In May, I published a post on Leading Professional Development. This post emphasized our school’s need and readiness for a more personalized approach to professional development for our teachers. This approach has been implemented in more schools recently. From micro-credentialing, or badges, to complete free choice. One of the dangers of this approach is having teachers pursue a hodgepodge of topics that are disconnected and/or not aligned to building or district goals. As @RossCoops31 writes in his blog post, “We need to balance choice with vision.” I agree a balanced approach is necessary, and a school should only implement a personalized learning approach if it is balanced with other department/district professional development aligned to its vision, mission and goals. Feeling confident in the quality of department and district professional development, and its alignment with our vision/goals, was a prerequisite for our school choosing to pursue this model for our building PD.

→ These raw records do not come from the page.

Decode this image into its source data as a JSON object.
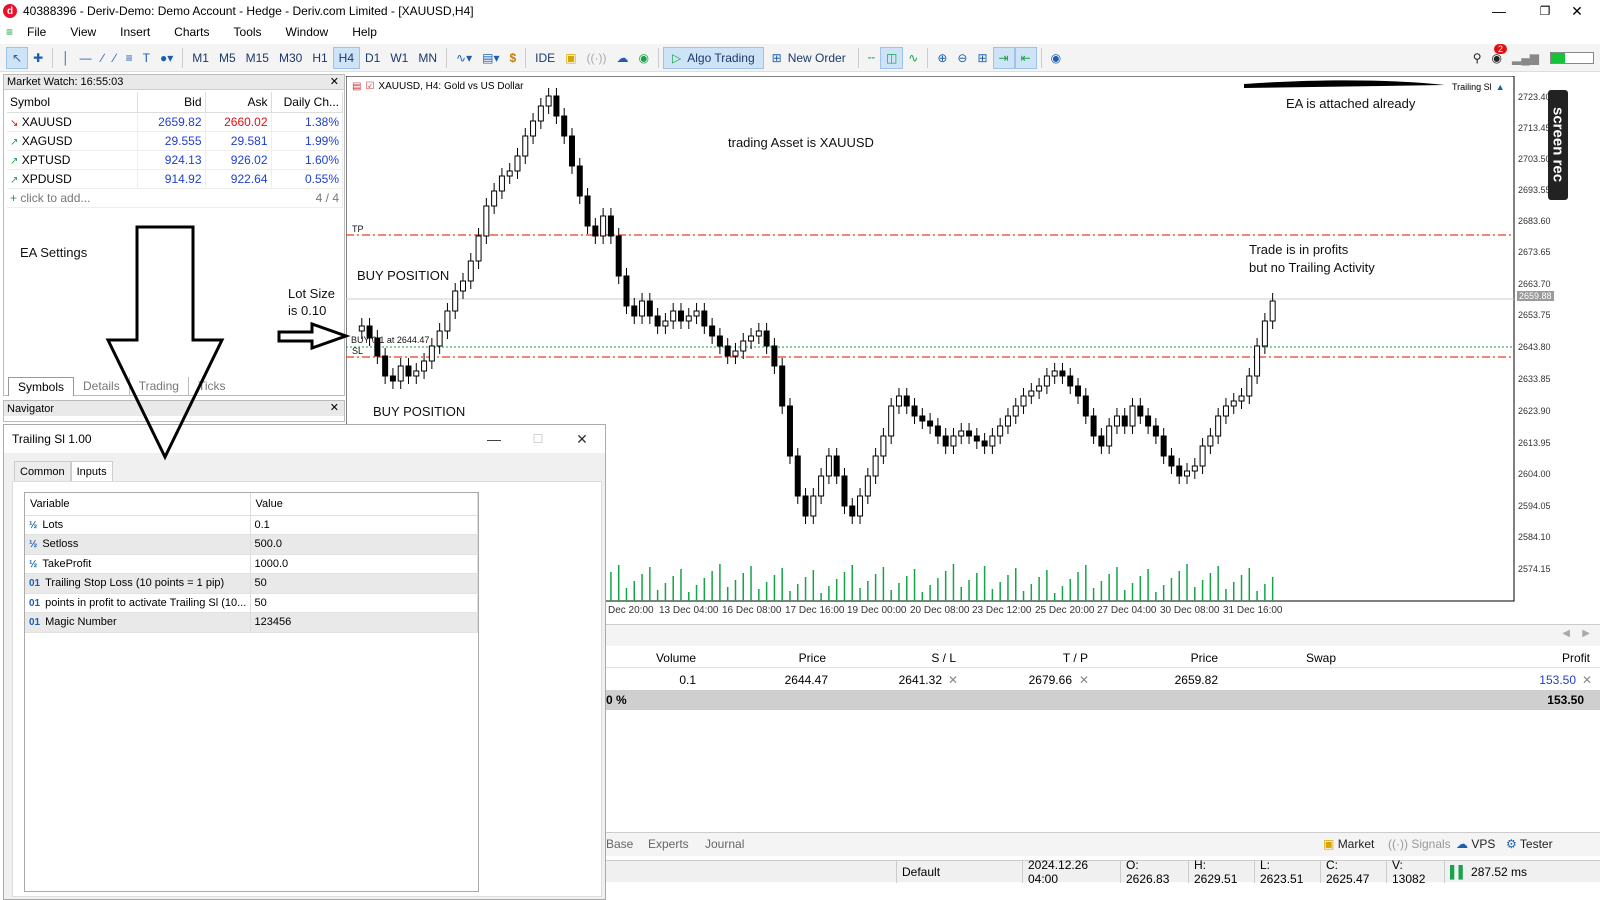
{
  "window": {
    "title": "40388396 - Deriv-Demo: Demo Account - Hedge - Deriv.com Limited - [XAUUSD,H4]",
    "app_icon": "d"
  },
  "menu": [
    "File",
    "View",
    "Insert",
    "Charts",
    "Tools",
    "Window",
    "Help"
  ],
  "toolbar": {
    "timeframes": [
      "M1",
      "M5",
      "M15",
      "M30",
      "H1",
      "H4",
      "D1",
      "W1",
      "MN"
    ],
    "selected_timeframe": "H4",
    "ide": "IDE",
    "algo_trading": "Algo Trading",
    "new_order": "New Order",
    "notif_count": "2"
  },
  "market_watch": {
    "title": "Market Watch: 16:55:03",
    "columns": [
      "Symbol",
      "Bid",
      "Ask",
      "Daily Ch..."
    ],
    "rows": [
      {
        "symbol": "XAUUSD",
        "bid": "2659.82",
        "ask": "2660.02",
        "change": "1.38%",
        "dir": "down"
      },
      {
        "symbol": "XAGUSD",
        "bid": "29.555",
        "ask": "29.581",
        "change": "1.99%",
        "dir": "up"
      },
      {
        "symbol": "XPTUSD",
        "bid": "924.13",
        "ask": "926.02",
        "change": "1.60%",
        "dir": "up"
      },
      {
        "symbol": "XPDUSD",
        "bid": "914.92",
        "ask": "922.64",
        "change": "0.55%",
        "dir": "up"
      }
    ],
    "add_text": "click to add...",
    "count": "4 / 4",
    "tabs": [
      "Symbols",
      "Details",
      "Trading",
      "Ticks"
    ]
  },
  "navigator": {
    "title": "Navigator"
  },
  "annotations": {
    "ea_settings": "EA Settings",
    "lot_size_1": "Lot Size",
    "lot_size_2": "is 0.10",
    "trading_asset": "trading Asset is XAUUSD",
    "buy_position_1": "BUY POSITION",
    "buy_position_2": "BUY POSITION",
    "ea_attached": "EA is attached already",
    "profit_1": "Trade is in profits",
    "profit_2": "but no Trailing Activity"
  },
  "chart": {
    "header": "XAUUSD, H4:  Gold vs US Dollar",
    "ea_name": "Trailing Sl",
    "tp_label": "TP",
    "sl_label": "SL",
    "buy_label": "BUY 0.1 at 2644.47",
    "current_price": "2659.88",
    "price_labels": [
      "2723.40",
      "2713.45",
      "2703.50",
      "2693.55",
      "2683.60",
      "2673.65",
      "2663.70",
      "2653.75",
      "2643.80",
      "2633.85",
      "2623.90",
      "2613.95",
      "2604.00",
      "2594.05",
      "2584.10",
      "2574.15"
    ],
    "time_labels": [
      "Dec 20:00",
      "13 Dec 04:00",
      "16 Dec 08:00",
      "17 Dec 16:00",
      "19 Dec 00:00",
      "20 Dec 08:00",
      "23 Dec 12:00",
      "25 Dec 20:00",
      "27 Dec 04:00",
      "30 Dec 08:00",
      "31 Dec 16:00"
    ]
  },
  "dialog": {
    "title": "Trailing Sl 1.00",
    "tabs": [
      "Common",
      "Inputs"
    ],
    "columns": [
      "Variable",
      "Value"
    ],
    "params": [
      {
        "icon": "½",
        "name": "Lots",
        "value": "0.1"
      },
      {
        "icon": "½",
        "name": "Setloss",
        "value": "500.0"
      },
      {
        "icon": "½",
        "name": "TakeProfit",
        "value": "1000.0"
      },
      {
        "icon": "01",
        "name": "Trailing Stop Loss (10 points = 1 pip)",
        "value": "50"
      },
      {
        "icon": "01",
        "name": "points in profit to activate Trailing Sl (10...",
        "value": "50"
      },
      {
        "icon": "01",
        "name": "Magic Number",
        "value": "123456"
      }
    ]
  },
  "toolbox": {
    "columns": [
      "Volume",
      "Price",
      "S / L",
      "T / P",
      "Price",
      "Swap",
      "Profit"
    ],
    "position": {
      "volume": "0.1",
      "price": "2644.47",
      "sl": "2641.32",
      "tp": "2679.66",
      "cur_price": "2659.82",
      "profit": "153.50"
    },
    "total_left": "0 %",
    "total_profit": "153.50",
    "tabs": [
      "Base",
      "Experts",
      "Journal"
    ],
    "right_tabs": [
      "Market",
      "Signals",
      "VPS",
      "Tester"
    ]
  },
  "status": {
    "profile": "Default",
    "time": "2024.12.26 04:00",
    "open": "O: 2626.83",
    "high": "H: 2629.51",
    "low": "L: 2623.51",
    "close": "C: 2625.47",
    "volume": "V: 13082",
    "speed": "287.52 ms"
  },
  "recorder": "screen rec",
  "colors": {
    "accent": "#1c5fb0",
    "bid_blue": "#1f3fd0",
    "ask_red": "#e01010",
    "level_red": "#e53e1a",
    "entry_green": "#159a3a"
  }
}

After soliciting topic ideas from teachers, we narrowed down our Learning Pathways into the following seven topics: School/Classroom Culture; Foster Traits of an Effective Learner (3 small groups); Growth Mindset; Project-Based Learning; Social-Emotional Learning; Technology Integration; Digital Citizenship. We then organized teachers into small groups of no more than 4-8, based on their pathway choices. We organized groups with a focus on creating diverse representation of grade level and content areas.
My assistant principal, @MurphysMusings5 and I, then met with our SILT (School Instructional Leadership Team) and identified teacher leaders that would facilitate the work for each pathway. We are extremely fortunate to have a large group of effective teacher leaders, which we have been encouraging and empowering the past few years. This was a major factor in giving us the confidence to take our learning pathways approach. During our meeting we shared a Learning Pathways planning guide. This included guidance on creating norms and goals, identifying materials and resources that will be used, and developing a plan. It also includes ideas for how the work can be shared at the end of the year. This guide was designed to assist our teacher leaders with the facilitation of the work their groups would be pursuing.
The most encouraging thing so far has been teachers who have already begun work on their pathway before the school year has even begun. Teachers have shared planning documents, access to their Google Classroom page they will be using, research they’ve found, and resources they would like to pursue or purchase. This evidence of motivation shows signs of a good start. I am excited to see the learning and growth this empowering approach yields throughout the year. I plan to update our progress in future posts.
What thoughts or feedback do you have on this approach so far? Has your school tried a similar approach? If so, what guidance do you have for our school on our journey?